More MS news articles for Feb 2002

Suppressive effects of ansamycins on inducible nitric oxide synthase expression and the development of experimental autoimmune encephalomyelitis

http://www.ncbi.nlm.nih.gov/entrez/query.fcgi?cmd=Retrieve&db=PubMed&list_uids=11835313&dopt=Abstract

J Neurosci Res 2002 Feb 15;67(4):461-470
Murphy P, Sharp A, Shin J, Gavrilyuk V, Dello Russo C, Weinberg G, Sharp FR, Lu A, Heneka MT, Feinstein DL.
Department of Anesthesiology, University of Illinois, Chicago, Illinois.

The production of nitric oxide by the inflammatory isoform of nitric oxide synthase (NOS2) in brain glial cells is thought to contribute to the causes and development of neurological diseases and trauma.

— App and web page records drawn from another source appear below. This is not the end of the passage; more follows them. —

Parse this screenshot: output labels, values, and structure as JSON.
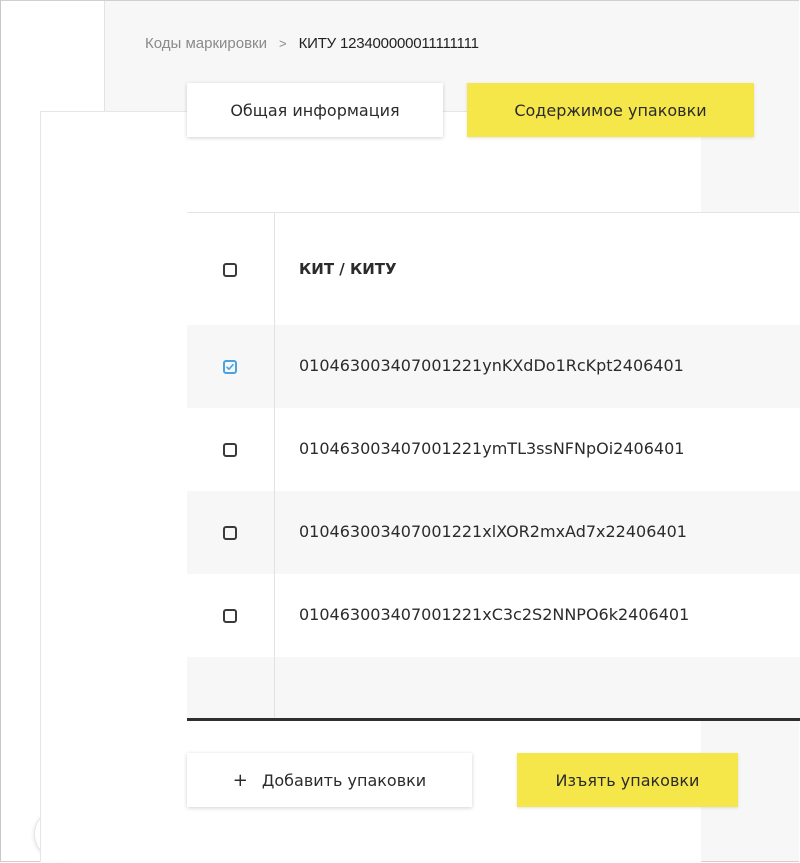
{
  "breadcrumb": {
    "parent": "Коды маркировки",
    "separator": ">",
    "current": "КИТУ 123400000011111111"
  },
  "tabs": [
    {
      "label": "Общая информация",
      "active": false
    },
    {
      "label": "Содержимое упаковки",
      "active": true
    }
  ],
  "table": {
    "header": "КИТ / КИТУ",
    "rows": [
      {
        "code": "010463003407001221ynKXdDo1RcKpt2406401",
        "checked": true
      },
      {
        "code": "010463003407001221ymTL3ssNFNpOi2406401",
        "checked": false
      },
      {
        "code": "010463003407001221xlXOR2mxAd7x22406401",
        "checked": false
      },
      {
        "code": "010463003407001221xC3c2S2NNPO6k2406401",
        "checked": false
      }
    ]
  },
  "actions": {
    "add_icon": "+",
    "add_label": "Добавить упаковки",
    "withdraw_label": "Изъять упаковки"
  },
  "sidebar": {
    "icons": [
      "scan-frame-icon",
      "package-box-icon",
      "pie-chart-icon",
      "transfer-arrows-icon",
      "checklist-icon"
    ],
    "menu_icon": "hamburger-menu-icon"
  },
  "colors": {
    "accent": "#f5e74a",
    "checkbox_checked": "#4aa3df",
    "table_bottom_border": "#2f2f2f"
  }
}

We previously demonstrated that activation of a heat shock response (HSR) by hyperthermia reduced NOS2 expression in vitro, and in vivo attenuated the clinical and histological symptoms of the demyelinating disease experimental autoimmune encephalomyelitis (EAE; Heneka et al. [2001] J. Neurochem. 77:568--579).

Benzoquinoid ansamycins are fungal-derived antibiotics with tyrosine kinase inhibitory properties, and which also induce a HSR by allowing activation of HS transcription factor HSF1.

We now show that two members of this class of drugs (geldanamycin and 17-allylamino-17-demethoxygeldanamycin) also induce a HSR in primary rat astrocytes and rat C6 glioma cells.

Both drugs dose-dependently reduced nitrite accumulation, NOS2 steady-state mRNA levels, and the cytokine-dependent activation of a rat 2.2-kB NOS2 promoter construct stably expressed in C6 cells.

These inhibitory effects were partially reversed by quercetin, a bioflavonoid which prevents HSF1 binding to DNA and thus attenuates the HSR.

Ansamycins increased mRNA levels of the inhibitory I[kappa]B[alpha] protein, suggesting that inhibition of NF[kappa]B activation could contribute to their suppressive effects.

Finally, in C57BL/6 mice actively immunized to develop EAE, a single injection of geldanamycin at 3 days after immunization reduced disease onset by over 50%.

These results indicate that ansamycins can exert potent anti-inflammatory effects on brain glial cells which may provide therapeutic benefit in neuroinflammatory diseases.
 

Copyright 2002 Wiley-Liss, Inc.